§ WHAT YOU SHOULD DO
Gather all lines in the entries below that include the word "when".

◆ ◆ ◆

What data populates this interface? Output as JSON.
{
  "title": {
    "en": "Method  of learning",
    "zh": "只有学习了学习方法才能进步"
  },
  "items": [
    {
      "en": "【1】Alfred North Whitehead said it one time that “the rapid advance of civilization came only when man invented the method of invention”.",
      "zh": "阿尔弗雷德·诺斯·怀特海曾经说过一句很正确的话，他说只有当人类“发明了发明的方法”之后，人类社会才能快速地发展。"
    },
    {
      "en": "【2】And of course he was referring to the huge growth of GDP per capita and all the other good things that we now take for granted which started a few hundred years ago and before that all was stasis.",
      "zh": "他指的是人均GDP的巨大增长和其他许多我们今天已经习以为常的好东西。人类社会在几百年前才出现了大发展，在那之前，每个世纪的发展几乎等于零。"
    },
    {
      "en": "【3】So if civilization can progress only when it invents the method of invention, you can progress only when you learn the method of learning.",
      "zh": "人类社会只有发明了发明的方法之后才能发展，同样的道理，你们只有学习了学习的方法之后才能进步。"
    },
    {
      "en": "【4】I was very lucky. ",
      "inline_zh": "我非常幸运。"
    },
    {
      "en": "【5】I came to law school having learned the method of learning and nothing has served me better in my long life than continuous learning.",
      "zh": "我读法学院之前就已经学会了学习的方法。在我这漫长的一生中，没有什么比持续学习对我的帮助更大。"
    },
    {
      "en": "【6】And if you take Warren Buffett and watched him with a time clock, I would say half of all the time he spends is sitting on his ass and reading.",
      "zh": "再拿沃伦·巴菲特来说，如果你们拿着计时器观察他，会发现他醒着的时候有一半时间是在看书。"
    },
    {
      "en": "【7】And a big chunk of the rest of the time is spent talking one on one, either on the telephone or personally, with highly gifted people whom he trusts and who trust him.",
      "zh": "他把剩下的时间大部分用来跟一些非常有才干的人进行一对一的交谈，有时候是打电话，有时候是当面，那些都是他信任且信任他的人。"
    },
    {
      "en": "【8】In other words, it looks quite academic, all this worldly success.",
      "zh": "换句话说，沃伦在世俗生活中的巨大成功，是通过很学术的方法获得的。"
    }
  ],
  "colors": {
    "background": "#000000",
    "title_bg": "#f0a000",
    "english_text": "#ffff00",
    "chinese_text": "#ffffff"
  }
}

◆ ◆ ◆

§ TASK RESULT
      "en": "【1】Alfred North Whitehead said it one time that “the rapid advance of civilization came only when man invented the method of invention”.",
      "en": "【3】So if civilization can progress only when it invents the method of invention, you can progress only when you learn the method of learning.",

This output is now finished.